How to Choose the Correct Wire Gauge for Circuits

Hunker may earn compensation through affiliate links in this story. Learn more about our affiliate and product review process here.
Image Credit: hikesterson/iStock/GettyImages

Whenever electrical current passes through circuit wires there is resistance that causes a certain amount of heat to be generated. To prevent circuit wires from heating up to an unsafe level, it is critical that they are large enough for the amperage load they carry. Too much amperage drawn through wires that are too small can cause a dangerous amount of heat, which can cause electrical fires or even melt the wires.


For each circuit amperage rating — as determined by the circuit breaker or fuse that controls the circuit — there is a minimum wire size (gauge) that should be used. When you are doing any routine electrical repairs, double-check to make sure the circuit amperage size and wire sizes are compatible; and anytime you are extending or adding a circuit, make sure the wire size is appropriate for the amperage rating of the circuit.

Video of the Day


Video of the Day

The AWG System

All electrical wiring is sized by the American Wire Gauge (AWG) system, which has been used since 1857 to define the diameters of solid-core wire conductors. Wire diameter is one of the crucial elements in determining the current-carrying ability (ampacity) of a wire.

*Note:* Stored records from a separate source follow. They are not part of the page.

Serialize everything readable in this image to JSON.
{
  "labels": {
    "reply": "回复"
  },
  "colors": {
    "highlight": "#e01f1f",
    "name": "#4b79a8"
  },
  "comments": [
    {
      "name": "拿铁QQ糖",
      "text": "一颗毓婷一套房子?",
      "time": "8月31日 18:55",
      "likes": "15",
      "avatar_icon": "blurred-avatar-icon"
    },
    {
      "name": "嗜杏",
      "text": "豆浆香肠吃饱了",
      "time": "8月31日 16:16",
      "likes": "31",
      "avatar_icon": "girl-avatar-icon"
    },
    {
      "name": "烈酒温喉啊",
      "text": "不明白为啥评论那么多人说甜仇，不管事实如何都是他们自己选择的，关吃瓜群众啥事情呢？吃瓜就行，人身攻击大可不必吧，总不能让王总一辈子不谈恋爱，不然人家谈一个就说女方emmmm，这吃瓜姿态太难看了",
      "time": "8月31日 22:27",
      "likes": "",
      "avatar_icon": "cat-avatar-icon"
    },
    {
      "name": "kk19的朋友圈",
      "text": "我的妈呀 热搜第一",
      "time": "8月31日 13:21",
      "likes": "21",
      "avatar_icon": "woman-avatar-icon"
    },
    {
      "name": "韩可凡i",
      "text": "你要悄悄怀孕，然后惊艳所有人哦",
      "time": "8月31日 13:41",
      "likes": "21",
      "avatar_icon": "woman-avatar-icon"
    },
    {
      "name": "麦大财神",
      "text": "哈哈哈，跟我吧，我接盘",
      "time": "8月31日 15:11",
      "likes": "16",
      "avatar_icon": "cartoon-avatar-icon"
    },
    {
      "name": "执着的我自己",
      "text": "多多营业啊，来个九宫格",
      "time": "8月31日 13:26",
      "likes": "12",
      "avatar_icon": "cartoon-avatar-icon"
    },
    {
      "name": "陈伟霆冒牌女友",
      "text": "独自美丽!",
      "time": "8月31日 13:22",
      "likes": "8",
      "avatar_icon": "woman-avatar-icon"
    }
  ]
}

The AWG system uses complicated logarithmic calculations to determine its values, but the essence is that larger numbers indicate smaller wires (and smaller ampacity), while small numbers indicate larger-diameter wires with greater ampacity.


For residential electrical systems, the wires used typically range from the very thick stranded 2 AWG wires used for the main service wires feeding electricity to your main service panel to 14 AWG wires used for household lighting circuits. Even smaller wires may be used for low-voltage applications, such as thermostat wiring.

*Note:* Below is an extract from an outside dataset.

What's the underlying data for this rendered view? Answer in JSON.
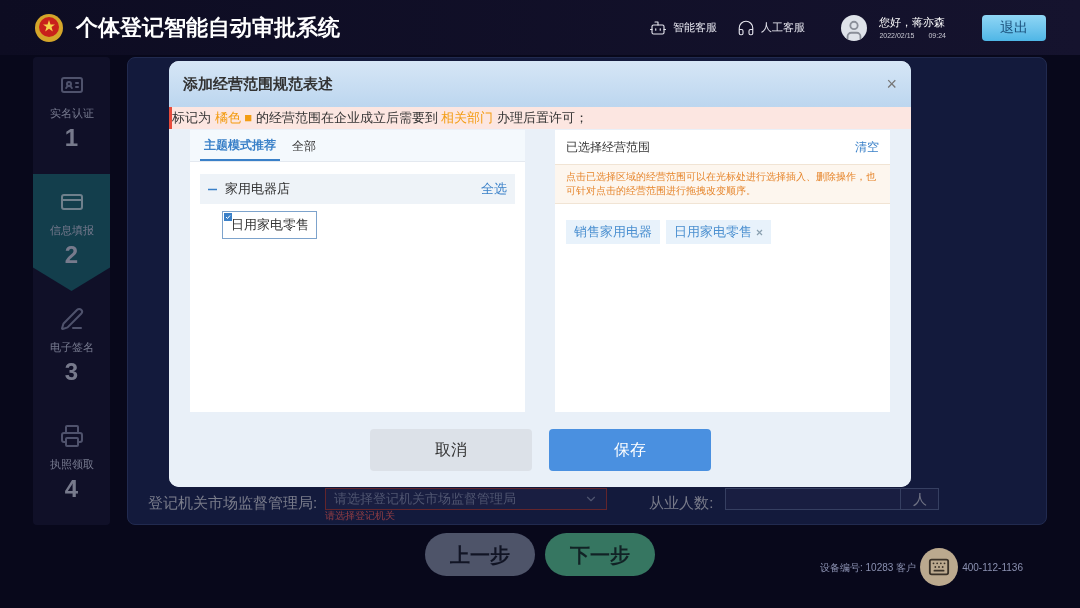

Common Household Wiring Sizes

General household circuits used to power light fixtures and plug-in appliances are normally 20-amp or 15-amp circuits, which use 12 AWG or 14 AWG wire, respectively. Although 15-amp circuits were once quite common, 20-amp circuits wired with 12 AWG wire are becoming much more common, particularly for circuits feeding receptacles (outlets) in kitchens, bathrooms, and garages. Circuits with 15 AWG wire are still common for lighting circuits and for outlets in living areas.

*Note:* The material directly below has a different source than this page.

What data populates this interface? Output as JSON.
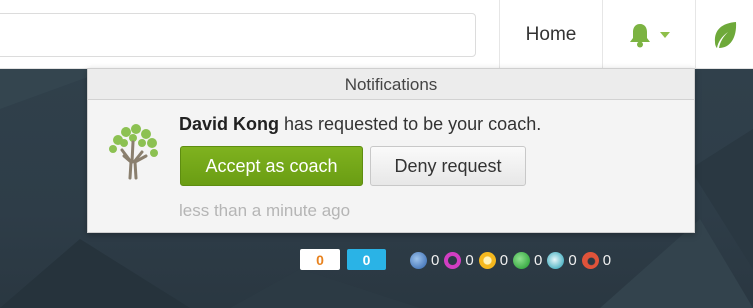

Household Circuit Types

While there is no danger plugging a light-duty device appliance into a 20-amp circuit, a 15-amp circuit can be overloaded by heavy-use appliance, such as a space heater. This is one reason why 20-amp circuits are becoming the norm for general-use appliance circuits. Special 20-amp outlet receptacles are available for use with these 20-amp circuits. These receptacles make it possible to plug in heavy-demand appliances that have a prong configuration that fits only into these receptacles. You can also plug standard appliances into these 20-amp devices.


Larger amperages — 30 amps and up — and larger wire gauges are normally reserved for heavier use appliances, including those that draw 240 volts of current. These appliances typically require their own "dedicated" circuits that serve only the single appliance.

Household Circuit Amperage and Appropriate Wire Gauges

Circuit Type


Wire Gauge (AWG)

General lighting and receptacle



Kitchen, bath, garage receptacle



Refrigerator, microwave, disposal, dishwasher



Electric clothes dryer, electric water heater



Electric range, hot tub

40 - 50

8 - 6

Electric furnace, central air conditioner




If you are planning or installing a circuit for any large appliances, always consult the manufacturer's specifications for circuit wiring required.




Report an Issue

screenshot of the current page

Screenshot loading...